**PROBLEM**
The answer must reproduce the listing exactly, with every picture left out.

**DATA**
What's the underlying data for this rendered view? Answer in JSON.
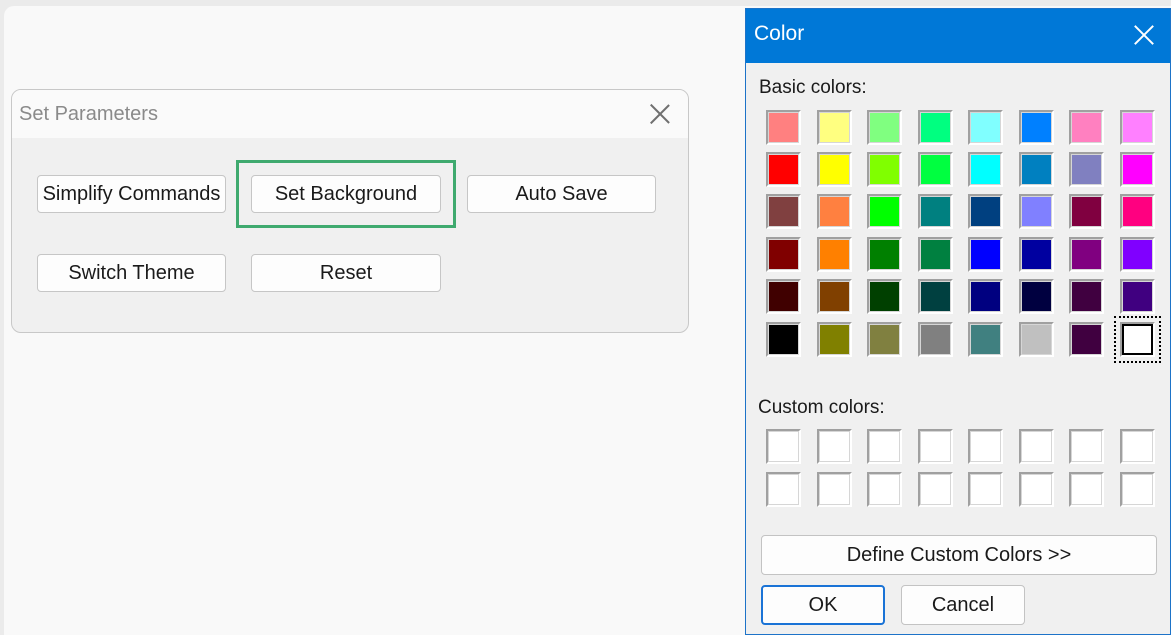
{
  "params_dialog": {
    "title": "Set Parameters",
    "buttons": {
      "simplify": "Simplify Commands",
      "background": "Set Background",
      "autosave": "Auto Save",
      "theme": "Switch Theme",
      "reset": "Reset"
    },
    "highlight_color": "#3faa6f"
  },
  "color_dialog": {
    "title": "Color",
    "title_color": "#0078d7",
    "basic_label": "Basic colors:",
    "custom_label": "Custom colors:",
    "basic_colors": [
      [
        "#ff8080",
        "#ffff80",
        "#80ff80",
        "#00ff80",
        "#80ffff",
        "#0080ff",
        "#ff80c0",
        "#ff80ff"
      ],
      [
        "#ff0000",
        "#ffff00",
        "#80ff00",
        "#00ff40",
        "#00ffff",
        "#0080c0",
        "#8080c0",
        "#ff00ff"
      ],
      [
        "#804040",
        "#ff8040",
        "#00ff00",
        "#008080",
        "#004080",
        "#8080ff",
        "#800040",
        "#ff0080"
      ],
      [
        "#800000",
        "#ff8000",
        "#008000",
        "#008040",
        "#0000ff",
        "#0000a0",
        "#800080",
        "#8000ff"
      ],
      [
        "#400000",
        "#804000",
        "#004000",
        "#004040",
        "#000080",
        "#000040",
        "#400040",
        "#400080"
      ],
      [
        "#000000",
        "#808000",
        "#808040",
        "#808080",
        "#408080",
        "#c0c0c0",
        "#400040",
        "#ffffff"
      ]
    ],
    "selected_basic": {
      "row": 5,
      "col": 7
    },
    "custom_colors": [
      [
        "#ffffff",
        "#ffffff",
        "#ffffff",
        "#ffffff",
        "#ffffff",
        "#ffffff",
        "#ffffff",
        "#ffffff"
      ],
      [
        "#ffffff",
        "#ffffff",
        "#ffffff",
        "#ffffff",
        "#ffffff",
        "#ffffff",
        "#ffffff",
        "#ffffff"
      ]
    ],
    "define_custom_label": "Define Custom Colors >>",
    "ok_label": "OK",
    "cancel_label": "Cancel"
  }
}
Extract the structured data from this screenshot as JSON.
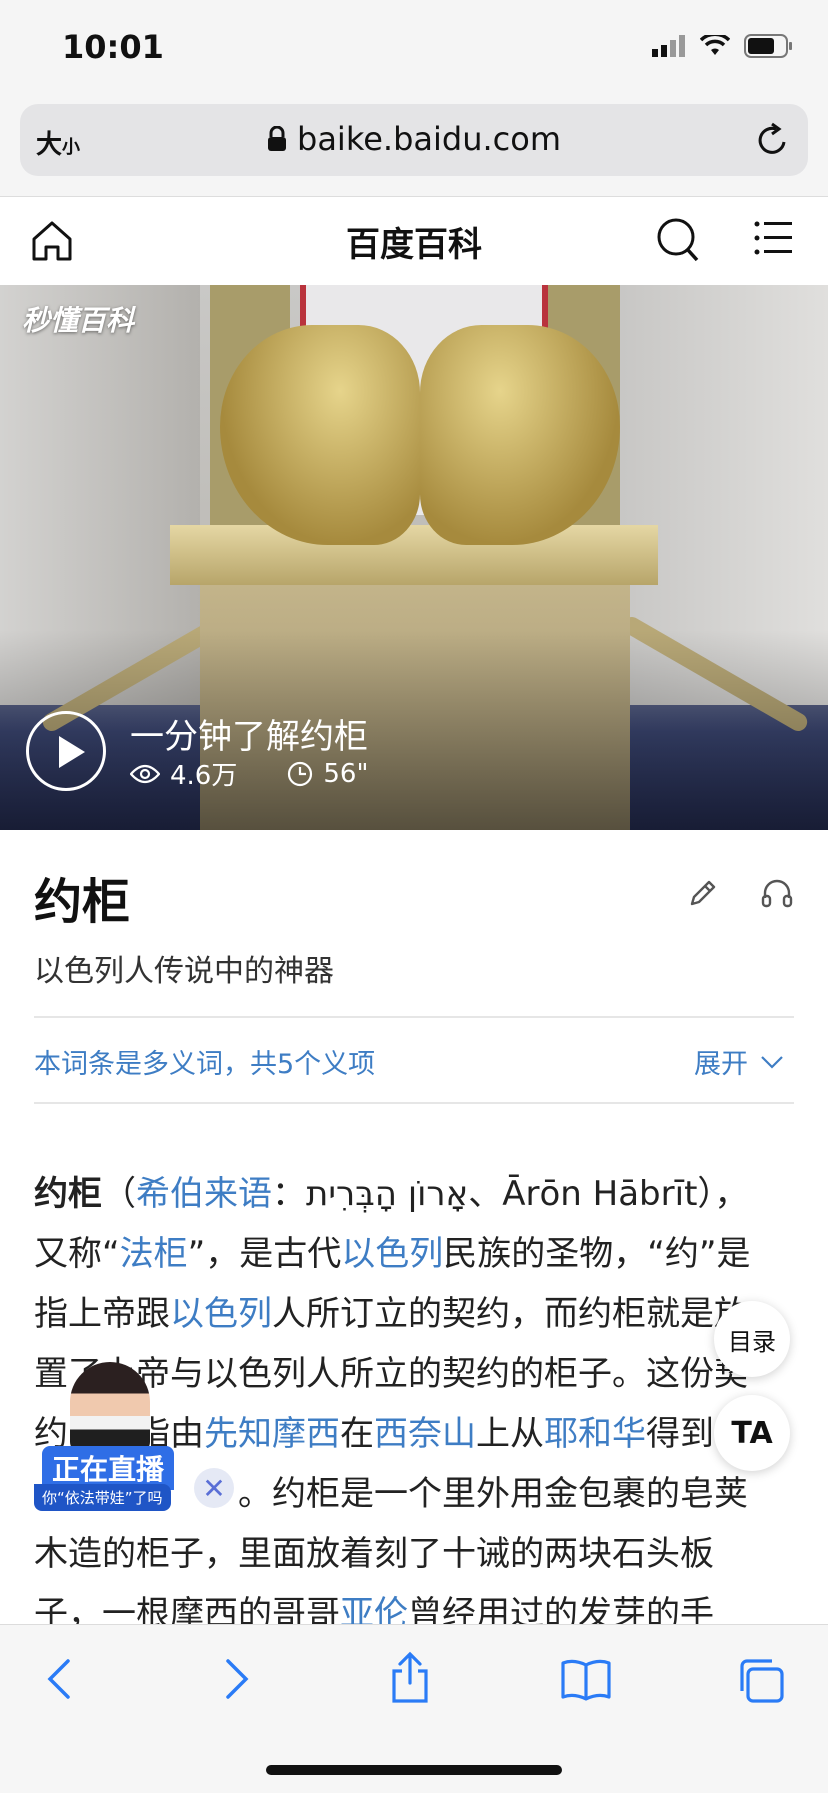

**ANSWER FOR THE TASK**
What's the underlying data for this rendered view? Answer in JSON.
{
  "params_dialog": {
    "title": "Set Parameters",
    "buttons": {
      "simplify": "Simplify Commands",
      "background": "Set Background",
      "autosave": "Auto Save",
      "theme": "Switch Theme",
      "reset": "Reset"
    },
    "highlight_color": "#3faa6f"
  },
  "color_dialog": {
    "title": "Color",
    "title_color": "#0078d7",
    "basic_label": "Basic colors:",
    "custom_label": "Custom colors:",
    "basic_colors": [
      [
        "#ff8080",
        "#ffff80",
        "#80ff80",
        "#00ff80",
        "#80ffff",
        "#0080ff",
        "#ff80c0",
        "#ff80ff"
      ],
      [
        "#ff0000",
        "#ffff00",
        "#80ff00",
        "#00ff40",
        "#00ffff",
        "#0080c0",
        "#8080c0",
        "#ff00ff"
      ],
      [
        "#804040",
        "#ff8040",
        "#00ff00",
        "#008080",
        "#004080",
        "#8080ff",
        "#800040",
        "#ff0080"
      ],
      [
        "#800000",
        "#ff8000",
        "#008000",
        "#008040",
        "#0000ff",
        "#0000a0",
        "#800080",
        "#8000ff"
      ],
      [
        "#400000",
        "#804000",
        "#004000",
        "#004040",
        "#000080",
        "#000040",
        "#400040",
        "#400080"
      ],
      [
        "#000000",
        "#808000",
        "#808040",
        "#808080",
        "#408080",
        "#c0c0c0",
        "#400040",
        "#ffffff"
      ]
    ],
    "selected_basic": {
      "row": 5,
      "col": 7
    },
    "custom_colors": [
      [
        "#ffffff",
        "#ffffff",
        "#ffffff",
        "#ffffff",
        "#ffffff",
        "#ffffff",
        "#ffffff",
        "#ffffff"
      ],
      [
        "#ffffff",
        "#ffffff",
        "#ffffff",
        "#ffffff",
        "#ffffff",
        "#ffffff",
        "#ffffff",
        "#ffffff"
      ]
    ],
    "define_custom_label": "Define Custom Colors >>",
    "ok_label": "OK",
    "cancel_label": "Cancel"
  }
}
Extract the structured data from this screenshot as JSON.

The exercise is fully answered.